Monday marked the final scheduled meeting of the Portland Air Toxics Solutions Advisory Committee. I am feeling a little chagrined this morning, as my participation did not end how I would have hoped.
Frustrated by DEQ’s persistent accommodation to industry objections, I walked out before the meeting ended. And I left too soon.
I should have known.
From the beginning I have felt that it was first and foremost important to be at the table. Many activists, more experienced with working with DEQ, said that it is not worth it. But I knew that the Portland Air Toxics Solutions program was ambitious and unprecedented; and I still firmly believe the work has incredible value.
It turns out, so do most of my 28 colleagues who served on the committee as well.
The point of controversy that emerged among the committee over the last few weeks probably sounds petty to an outsider. It turned on the fine point of whether the committee work would culminate in a final committee report that, absent absolute consensus, reflected the work, varied opinions, and the recommendations of the committee members most universally determined to address the problems of toxic air pollution in the region. DEQ had in the last week rejected the plan to issue a report from the committee, instead authoring their own report that was inclusive of committee recommendations.
As I said, it was a fine point.
What was at stake, in my mind and others who were working on the public’s behalf, was the critical need to substantiate the work of DEQ and the PATSAC in defining the air toxics problem in the Portland metro area, as much as the soft strategy recommendations on which the committee could build consensus.
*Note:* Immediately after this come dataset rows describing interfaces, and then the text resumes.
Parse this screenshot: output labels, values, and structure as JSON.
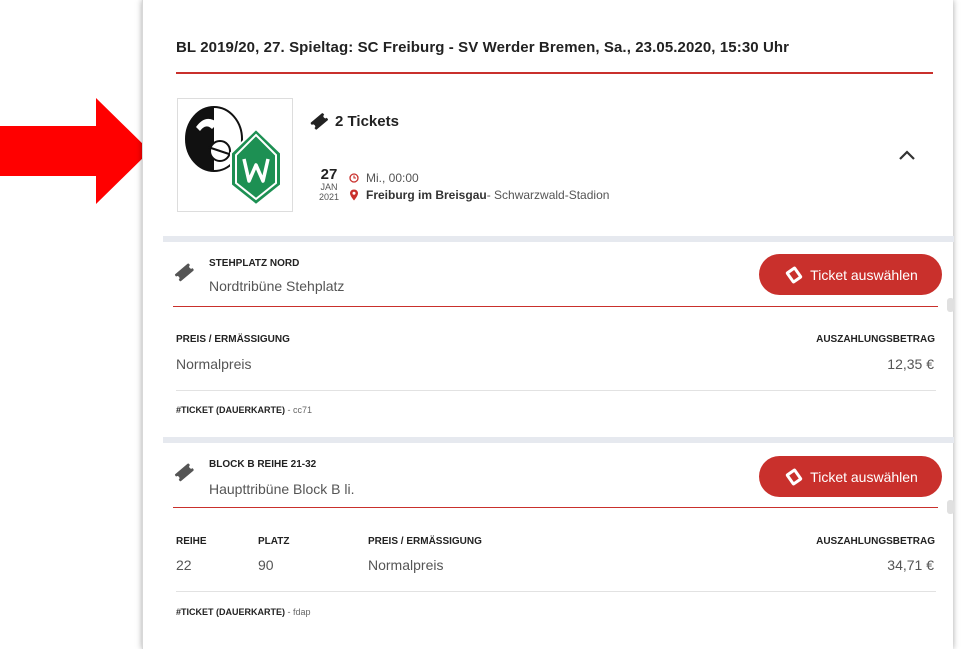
{
  "event_title": "BL 2019/20, 27. Spieltag: SC Freiburg - SV Werder Bremen, Sa., 23.05.2020, 15:30 Uhr",
  "tickets_count_label": "2 Tickets",
  "date": {
    "day": "27",
    "month": "JAN",
    "year": "2021"
  },
  "time_label": "Mi., 00:00",
  "location": {
    "city": "Freiburg im Breisgau",
    "venue": " - Schwarzwald-Stadion"
  },
  "colors": {
    "accent": "#c9302c",
    "arrow": "#ff0000",
    "divider": "#e6e9ef"
  },
  "icons": [
    "ticket-icon",
    "clock-icon",
    "map-pin-icon",
    "chevron-up-icon",
    "hand-ticket-icon",
    "arrow-right-icon"
  ],
  "tickets": [
    {
      "section_label": "STEHPLATZ NORD",
      "section_value": "Nordtribüne Stehplatz",
      "button_label": "Ticket auswählen",
      "price_head": "PREIS / ERMÄSSIGUNG",
      "price_value": "Normalpreis",
      "payout_head": "AUSZAHLUNGSBETRAG",
      "payout_value": "12,35 €",
      "footer_label": "#TICKET (DAUERKARTE)",
      "footer_code": " - cc71"
    },
    {
      "section_label": "BLOCK B REIHE 21-32",
      "section_value": "Haupttribüne Block B li.",
      "button_label": "Ticket auswählen",
      "row_head": "REIHE",
      "row_value": "22",
      "seat_head": "PLATZ",
      "seat_value": "90",
      "price_head": "PREIS / ERMÄSSIGUNG",
      "price_value": "Normalpreis",
      "payout_head": "AUSZAHLUNGSBETRAG",
      "payout_value": "34,71 €",
      "footer_label": "#TICKET (DAUERKARTE)",
      "footer_code": " - fdap"
    }
  ]
}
We never expected the regulated community to buy off on bearing the brunt of reducing toxic emissions in the region, but that should not mean that a caucus of industry backed representatives should be able to block the data and common sense strategies that the public – and those that represent them – should be able to come up with to protect our children and our communities from toxic air pollution.
In the end, DEQ has said that a report from the committee will be issued. Next steps are DEQ considering that work and making recommendations to the Environmental Quality Commission.
Of course, in many ways, our work is just beginning. Armed with better data, and with a broad consensus of understanding among our elected officials at the city and county and regional governments as well as other public agencies charged with the protecting the health and well being of all residents, citizens of Portland are better equipped to advocate for themselves and work to ensure that everyone, regardless of income, race or any other reasons has a right-to-know what is in the air they breathe, and that that air will not harm them.